Networking: Hey, You Never Know You can't find out about your friend's friend who's hiring unless you call your friend.

Think about the last person who was hired at your company. How did he or she get there? Probably somebody knew somebody who knew somebody, and boom, the person was a good fit. Real-life example: Gaye van den Hombergh. Burned by a dotcom that flamed out in New York City, she decided to change more than her job. She moved to Chicago, had a baby and switched industries, joining a financial consulting firm.

"It's a cliché, but it's true: You just call people, tell them what you want to do and ask who else you should talk to. Some people are scared to death to do that," says Van den Hombergh, 46, now president and managing director of the Johnsson Group, a $15 million financial consulting firm. She relied on fellow alums from Kraft, where she had worked for 11 years. "People can help you think about your skill set differently," she says.

Then there's Doug Ehrenkranz, a kind of extreme networker. What did he do with his contacts? Became a recruiter. "I've been accumulating what I need to do this for 27 years. I just didn't know it," says Ehrenkranz, 48. During that time he worked in marketing, mostly at big companies, moving his family approximately every three years. "But you hit 45, and you start saying, 'I am not in the first part of my business career anymore; I am in the second half," he says.

For more than two years, Ehrenkranz lived in Houston and worked in Hershey, Pa., seeing his wife and three kids only on weekends. "I knew something had to give," he says. As he was considering his options, his wife pointed out that he had always been good at matching people with jobs. So, armed with the 923 contacts that were in his computer, he called Allen Austin Executive Search Consultants, a recruiter that had approached him three years earlier. He's now a partner. "I've stayed in touch with a lot of people over the years," he says. "I'm a matchmaker. I can see myself doing this for the next 20 years."

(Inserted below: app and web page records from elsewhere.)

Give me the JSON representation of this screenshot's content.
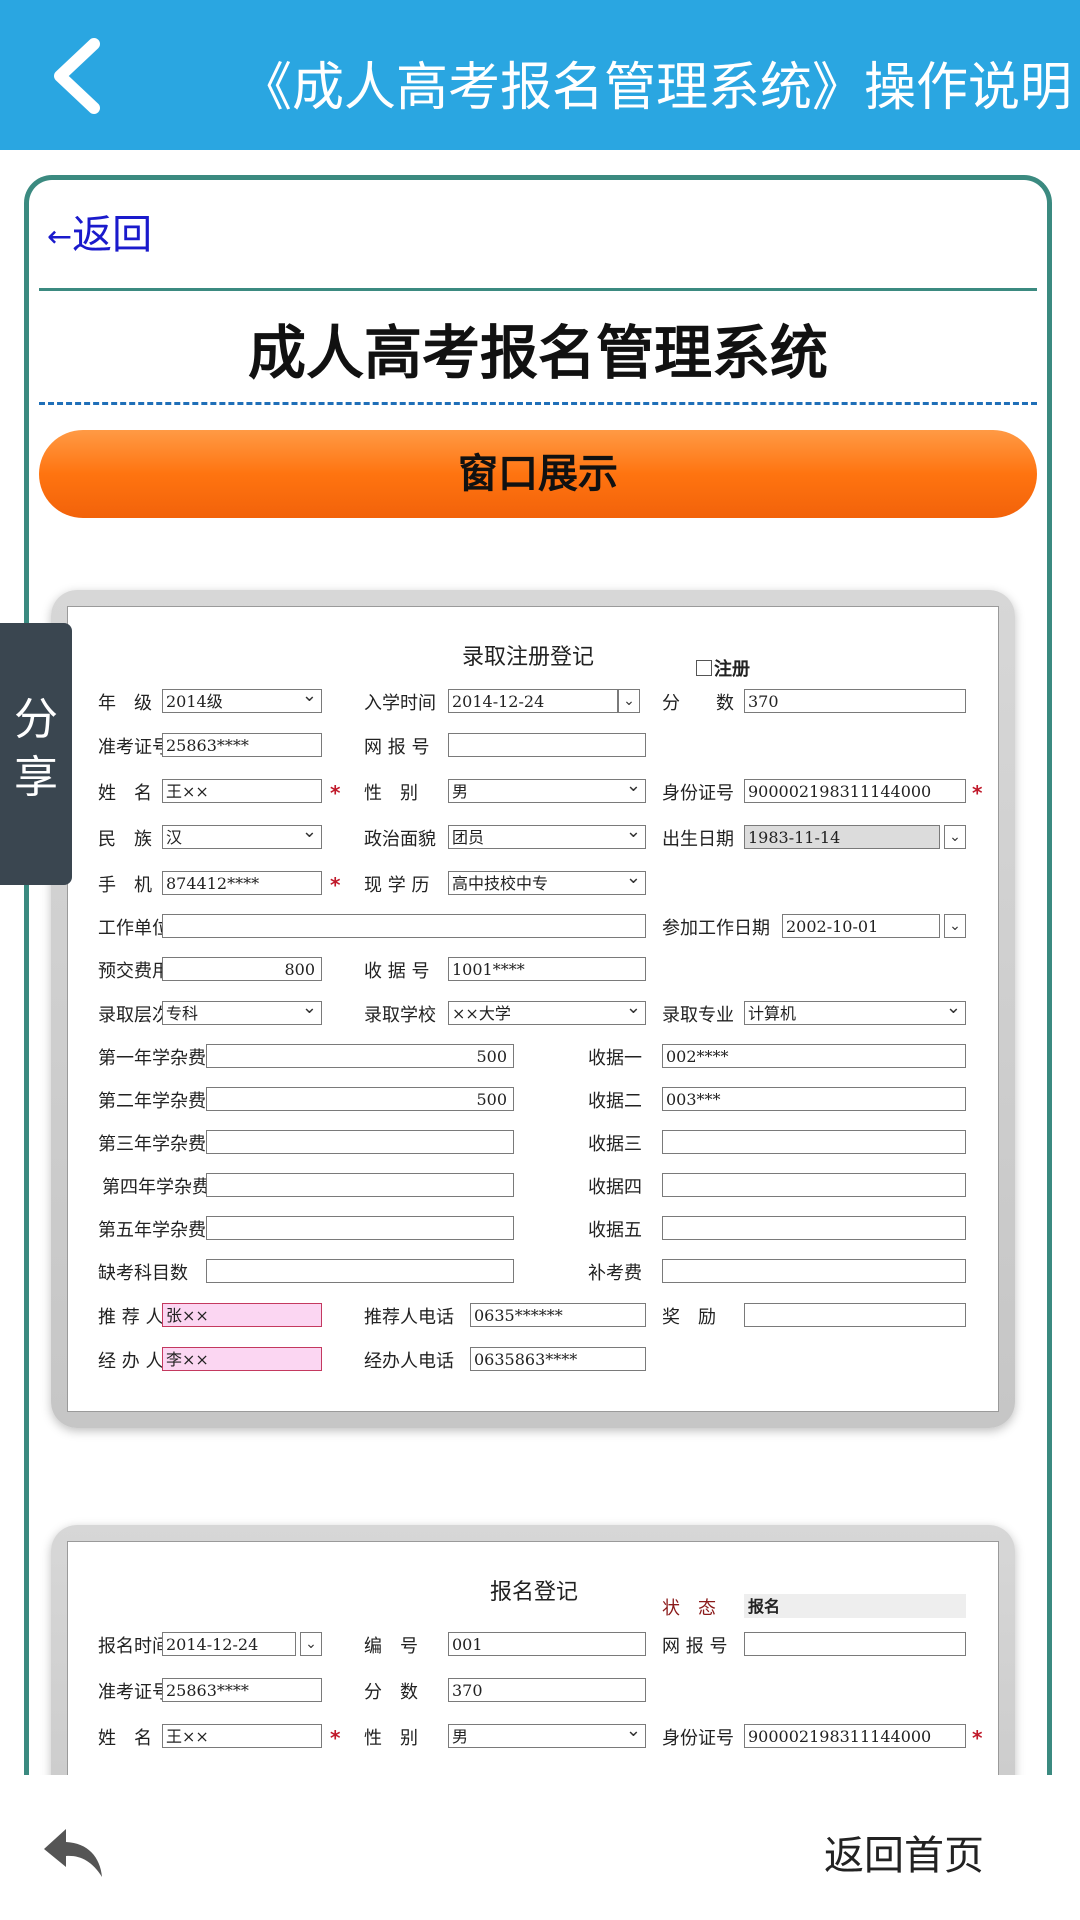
{
  "header": {
    "title": "《成人高考报名管理系统》操作说明",
    "back_icon": "chevron-left-icon"
  },
  "article": {
    "return_arrow": "←",
    "return_label": "返回",
    "title": "成人高考报名管理系统",
    "section_banner": "窗口展示"
  },
  "form1": {
    "title": "录取注册登记",
    "register_label": "注册",
    "grade_label": "年　级",
    "grade": "2014级",
    "enroll_time_label": "入学时间",
    "enroll_time": "2014-12-24",
    "score_label": "分　　数",
    "score": "370",
    "exam_no_label": "准考证号",
    "exam_no": "25863****",
    "net_no_label": "网 报 号",
    "net_no": "",
    "name_label": "姓　名",
    "name": "王××",
    "gender_label": "性　别",
    "gender": "男",
    "id_label": "身份证号",
    "id": "900002198311144000",
    "ethnic_label": "民　族",
    "ethnic": "汉",
    "politics_label": "政治面貌",
    "politics": "团员",
    "birth_label": "出生日期",
    "birth": "1983-11-14",
    "phone_label": "手　机",
    "phone": "874412****",
    "edu_label": "现 学 历",
    "edu": "高中技校中专",
    "work_unit_label": "工作单位",
    "work_unit": "",
    "work_date_label": "参加工作日期",
    "work_date": "2002-10-01",
    "prepay_label": "预交费用",
    "prepay": "800",
    "receipt_label": "收 据 号",
    "receipt": "1001****",
    "level_label": "录取层次",
    "level": "专科",
    "school_label": "录取学校",
    "school": "××大学",
    "major_label": "录取专业",
    "major": "计算机",
    "fee1_label": "第一年学杂费",
    "fee1": "500",
    "rcpt1_label": "收据一",
    "rcpt1": "002****",
    "fee2_label": "第二年学杂费",
    "fee2": "500",
    "rcpt2_label": "收据二",
    "rcpt2": "003***",
    "fee3_label": "第三年学杂费",
    "fee3": "",
    "rcpt3_label": "收据三",
    "rcpt3": "",
    "fee4_label": "第四年学杂费",
    "fee4": "",
    "rcpt4_label": "收据四",
    "rcpt4": "",
    "fee5_label": "第五年学杂费",
    "fee5": "",
    "rcpt5_label": "收据五",
    "rcpt5": "",
    "missing_label": "缺考科目数",
    "missing": "",
    "makeup_label": "补考费",
    "makeup": "",
    "referrer_label": "推 荐 人",
    "referrer": "张××",
    "referrer_phone_label": "推荐人电话",
    "referrer_phone": "0635******",
    "reward_label": "奖　励",
    "reward": "",
    "handler_label": "经 办 人",
    "handler": "李××",
    "handler_phone_label": "经办人电话",
    "handler_phone": "0635863****"
  },
  "form2": {
    "title": "报名登记",
    "status_label": "状　态",
    "status": "报名",
    "reg_time_label": "报名时间",
    "reg_time": "2014-12-24",
    "number_label": "编　号",
    "number": "001",
    "net_no_label": "网 报 号",
    "net_no": "",
    "exam_no_label": "准考证号",
    "exam_no": "25863****",
    "score_label": "分　数",
    "score": "370",
    "name_label": "姓　名",
    "name": "王××",
    "gender_label": "性　别",
    "gender": "男",
    "id_label": "身份证号",
    "id": "900002198311144000"
  },
  "share": {
    "chars": [
      "分",
      "享"
    ]
  },
  "footer": {
    "home_label": "返回首页",
    "reply_icon": "reply-arrow-icon"
  },
  "colors": {
    "header_bg": "#2aa6e1",
    "card_border": "#3b8a80",
    "banner": "#ff7410",
    "link": "#1a1acc"
  }
}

TIP Think outside your address book. Shuffle through old business cards in your drawer. The famous experiment done in the late 1960s in which Harvard social psychologist Stanley Milgram introduced the notion of six degrees of separation ought to give real hope to anyone who dismisses the idea that simply asking around can lead to a job.

So I tried some of this advice. About a week into my unemployment, I met with Jeffrey Davis, 50, founder of Mage LLC, a small management consulting firm in Needham, Mass., not far from where I live. He thought perhaps I'd be a good fit to help in a marketing capacity at his 23-year-old firm. But I pointed out that I knew nothing about marketing--forgetting the rule about using my skills where they're needed. We bickered a little, and he even called me "myopic" and "naive" and said I was "possessed of a narrow vision" that is preventing me from being successful. After an awkward silence, I think he took a little pity on my situation. Then he gave me the piece of advice I really needed, the one that would allow me to follow the other instruction I would receive. It was about my own pride. He looked at me and said, "You've got to let yourself move on, and you've got to let other people help you do that." And with those few words, he did help me. More than he knew.

Things are looking up. My new laptop arrived the other day, and my nine-year-old son set it up for me. I sat at the dining room table and started working on my next story. You know what? This layoff just might work out okay after all.


The Comeback Kid

Ram Iyer, 45





He snuck into an outsourcing conference and asked one question: "Where's the one place you see an unmet need?"

What's Next



1.86 million

Average number of unemployed in 2005

617,000 Number over age 45


16.4% of workers 50 and older are self-employed

33% of those made the transition after turning 50

SOURCES: Bureau of Labor Statistics, AARP.

The Networker

Gaye van den Hombergh, 46





"It's a cliché, but it's true: You just call people and tell them what you want to do. Some people are scared to death to do that."

The Matchmaker

Doug Ehrenkranz, 48


AND 1,500-MILE COMMUTE, 2004



"You hit 45 and you realize you've spent your first career accumulating skills for your second."